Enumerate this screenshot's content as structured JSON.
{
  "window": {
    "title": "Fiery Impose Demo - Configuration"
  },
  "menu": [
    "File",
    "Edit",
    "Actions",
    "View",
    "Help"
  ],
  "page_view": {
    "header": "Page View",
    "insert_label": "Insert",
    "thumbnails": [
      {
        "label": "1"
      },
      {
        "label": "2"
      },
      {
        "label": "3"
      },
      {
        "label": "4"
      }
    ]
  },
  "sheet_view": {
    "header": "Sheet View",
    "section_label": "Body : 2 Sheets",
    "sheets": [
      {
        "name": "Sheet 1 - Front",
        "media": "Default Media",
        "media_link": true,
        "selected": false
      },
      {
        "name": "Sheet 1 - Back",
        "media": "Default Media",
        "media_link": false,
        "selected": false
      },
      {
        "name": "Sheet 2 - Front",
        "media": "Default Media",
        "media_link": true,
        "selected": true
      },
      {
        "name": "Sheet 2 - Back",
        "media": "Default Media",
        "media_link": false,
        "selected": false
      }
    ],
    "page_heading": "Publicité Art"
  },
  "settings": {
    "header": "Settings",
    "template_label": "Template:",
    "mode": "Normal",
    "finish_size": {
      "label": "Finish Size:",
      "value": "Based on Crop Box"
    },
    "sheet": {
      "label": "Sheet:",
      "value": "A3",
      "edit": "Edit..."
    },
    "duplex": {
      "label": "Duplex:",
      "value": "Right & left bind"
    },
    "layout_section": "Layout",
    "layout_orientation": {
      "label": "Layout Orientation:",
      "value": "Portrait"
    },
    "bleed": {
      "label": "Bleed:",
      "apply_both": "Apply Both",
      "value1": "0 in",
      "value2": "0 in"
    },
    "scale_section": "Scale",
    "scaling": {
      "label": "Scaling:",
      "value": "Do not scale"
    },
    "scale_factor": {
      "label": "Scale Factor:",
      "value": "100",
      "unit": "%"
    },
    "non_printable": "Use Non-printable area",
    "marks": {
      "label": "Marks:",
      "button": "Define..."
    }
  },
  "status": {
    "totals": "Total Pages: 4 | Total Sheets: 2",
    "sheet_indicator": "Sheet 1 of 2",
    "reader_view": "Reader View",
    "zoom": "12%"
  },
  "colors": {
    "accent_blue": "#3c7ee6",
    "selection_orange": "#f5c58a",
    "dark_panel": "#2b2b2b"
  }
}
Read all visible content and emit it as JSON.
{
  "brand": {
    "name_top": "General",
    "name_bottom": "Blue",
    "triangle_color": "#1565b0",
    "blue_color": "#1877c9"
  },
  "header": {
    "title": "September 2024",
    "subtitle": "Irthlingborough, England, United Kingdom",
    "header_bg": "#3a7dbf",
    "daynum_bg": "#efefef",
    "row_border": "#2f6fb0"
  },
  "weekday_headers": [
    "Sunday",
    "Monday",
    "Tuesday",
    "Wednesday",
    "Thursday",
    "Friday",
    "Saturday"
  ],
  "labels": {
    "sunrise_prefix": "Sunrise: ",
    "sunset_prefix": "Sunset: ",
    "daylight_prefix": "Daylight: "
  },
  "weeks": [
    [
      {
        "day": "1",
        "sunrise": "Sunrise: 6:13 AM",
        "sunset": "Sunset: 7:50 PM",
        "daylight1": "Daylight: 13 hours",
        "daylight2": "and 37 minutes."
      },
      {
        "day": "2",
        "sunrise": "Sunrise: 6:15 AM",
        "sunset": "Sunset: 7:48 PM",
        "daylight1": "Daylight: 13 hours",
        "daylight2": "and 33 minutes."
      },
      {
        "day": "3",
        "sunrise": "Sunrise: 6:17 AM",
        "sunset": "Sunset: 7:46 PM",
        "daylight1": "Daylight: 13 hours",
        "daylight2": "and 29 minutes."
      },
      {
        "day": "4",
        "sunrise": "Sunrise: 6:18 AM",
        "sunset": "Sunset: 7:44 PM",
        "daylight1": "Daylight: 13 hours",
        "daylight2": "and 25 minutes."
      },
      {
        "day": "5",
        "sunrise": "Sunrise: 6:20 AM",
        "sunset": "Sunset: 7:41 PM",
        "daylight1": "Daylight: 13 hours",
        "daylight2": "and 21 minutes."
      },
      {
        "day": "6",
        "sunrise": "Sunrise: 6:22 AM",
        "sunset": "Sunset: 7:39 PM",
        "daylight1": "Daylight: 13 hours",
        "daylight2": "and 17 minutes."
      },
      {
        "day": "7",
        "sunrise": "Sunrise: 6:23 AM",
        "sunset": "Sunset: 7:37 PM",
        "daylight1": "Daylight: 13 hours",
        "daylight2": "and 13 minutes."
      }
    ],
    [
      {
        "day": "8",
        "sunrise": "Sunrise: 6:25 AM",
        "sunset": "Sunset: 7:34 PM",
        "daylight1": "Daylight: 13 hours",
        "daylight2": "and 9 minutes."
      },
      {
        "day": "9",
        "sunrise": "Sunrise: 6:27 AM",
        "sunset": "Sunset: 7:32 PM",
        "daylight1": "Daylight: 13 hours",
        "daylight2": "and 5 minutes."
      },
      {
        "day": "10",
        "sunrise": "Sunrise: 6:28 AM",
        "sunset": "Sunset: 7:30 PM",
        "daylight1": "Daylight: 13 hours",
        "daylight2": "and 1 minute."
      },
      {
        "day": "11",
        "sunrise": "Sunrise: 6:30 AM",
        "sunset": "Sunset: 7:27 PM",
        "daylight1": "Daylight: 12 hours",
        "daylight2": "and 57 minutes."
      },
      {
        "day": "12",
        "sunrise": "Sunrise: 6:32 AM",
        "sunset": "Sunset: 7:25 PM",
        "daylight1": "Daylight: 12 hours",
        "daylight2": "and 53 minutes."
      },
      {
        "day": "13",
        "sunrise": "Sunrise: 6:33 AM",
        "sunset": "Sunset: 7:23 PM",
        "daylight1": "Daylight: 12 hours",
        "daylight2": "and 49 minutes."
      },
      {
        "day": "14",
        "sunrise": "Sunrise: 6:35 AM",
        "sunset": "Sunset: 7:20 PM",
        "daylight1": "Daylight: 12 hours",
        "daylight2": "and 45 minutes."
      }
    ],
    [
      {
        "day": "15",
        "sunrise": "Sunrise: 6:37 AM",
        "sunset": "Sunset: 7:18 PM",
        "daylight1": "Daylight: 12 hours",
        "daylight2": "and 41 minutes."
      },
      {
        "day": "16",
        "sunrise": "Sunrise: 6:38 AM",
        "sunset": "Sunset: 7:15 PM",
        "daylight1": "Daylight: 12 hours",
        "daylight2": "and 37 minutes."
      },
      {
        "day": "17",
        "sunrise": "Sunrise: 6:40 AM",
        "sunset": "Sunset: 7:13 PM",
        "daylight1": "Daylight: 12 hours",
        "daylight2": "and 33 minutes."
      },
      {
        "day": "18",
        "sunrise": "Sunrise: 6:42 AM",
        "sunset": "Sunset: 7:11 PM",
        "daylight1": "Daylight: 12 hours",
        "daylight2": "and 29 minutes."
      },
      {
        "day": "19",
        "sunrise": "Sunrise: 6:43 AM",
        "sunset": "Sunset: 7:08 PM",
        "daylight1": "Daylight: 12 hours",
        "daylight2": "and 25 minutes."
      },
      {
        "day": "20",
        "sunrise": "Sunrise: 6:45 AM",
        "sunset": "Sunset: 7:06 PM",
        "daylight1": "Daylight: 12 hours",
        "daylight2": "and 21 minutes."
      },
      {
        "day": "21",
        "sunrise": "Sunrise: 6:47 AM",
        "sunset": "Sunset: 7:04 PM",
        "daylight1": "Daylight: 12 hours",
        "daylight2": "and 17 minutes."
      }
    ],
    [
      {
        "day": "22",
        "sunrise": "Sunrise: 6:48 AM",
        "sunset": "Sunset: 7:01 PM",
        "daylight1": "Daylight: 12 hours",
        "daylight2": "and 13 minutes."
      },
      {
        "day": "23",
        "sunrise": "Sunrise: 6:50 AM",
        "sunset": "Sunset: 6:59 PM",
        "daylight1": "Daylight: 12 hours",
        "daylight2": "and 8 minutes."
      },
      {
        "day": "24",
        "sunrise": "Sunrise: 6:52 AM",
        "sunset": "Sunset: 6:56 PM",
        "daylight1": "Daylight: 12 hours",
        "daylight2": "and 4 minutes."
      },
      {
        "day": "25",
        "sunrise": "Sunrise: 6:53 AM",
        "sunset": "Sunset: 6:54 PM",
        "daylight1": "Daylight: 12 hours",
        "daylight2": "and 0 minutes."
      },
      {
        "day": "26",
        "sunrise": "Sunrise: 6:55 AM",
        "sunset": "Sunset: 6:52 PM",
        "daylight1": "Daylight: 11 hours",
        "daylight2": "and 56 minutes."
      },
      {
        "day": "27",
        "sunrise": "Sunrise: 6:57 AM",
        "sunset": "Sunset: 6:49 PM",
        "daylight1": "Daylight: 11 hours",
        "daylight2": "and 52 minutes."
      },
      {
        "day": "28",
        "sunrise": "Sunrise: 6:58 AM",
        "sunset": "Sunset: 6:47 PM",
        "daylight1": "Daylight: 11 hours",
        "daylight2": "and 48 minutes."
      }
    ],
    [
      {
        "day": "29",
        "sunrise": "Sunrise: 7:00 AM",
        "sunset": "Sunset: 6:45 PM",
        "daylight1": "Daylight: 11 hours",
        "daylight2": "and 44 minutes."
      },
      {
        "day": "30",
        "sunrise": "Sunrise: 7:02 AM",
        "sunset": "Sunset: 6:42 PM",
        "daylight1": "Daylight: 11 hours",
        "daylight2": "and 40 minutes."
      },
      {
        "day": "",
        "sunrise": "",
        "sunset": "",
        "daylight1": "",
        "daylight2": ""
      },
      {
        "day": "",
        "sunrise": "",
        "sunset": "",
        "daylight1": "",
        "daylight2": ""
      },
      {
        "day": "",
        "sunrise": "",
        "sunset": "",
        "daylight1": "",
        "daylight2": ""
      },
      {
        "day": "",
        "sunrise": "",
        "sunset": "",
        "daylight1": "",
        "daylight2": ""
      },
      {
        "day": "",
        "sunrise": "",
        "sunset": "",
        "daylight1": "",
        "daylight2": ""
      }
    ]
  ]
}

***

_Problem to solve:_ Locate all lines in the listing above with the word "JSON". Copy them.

_Reply:_
Enumerate this screenshot's content as structured JSON.
Read all visible content and emit it as JSON.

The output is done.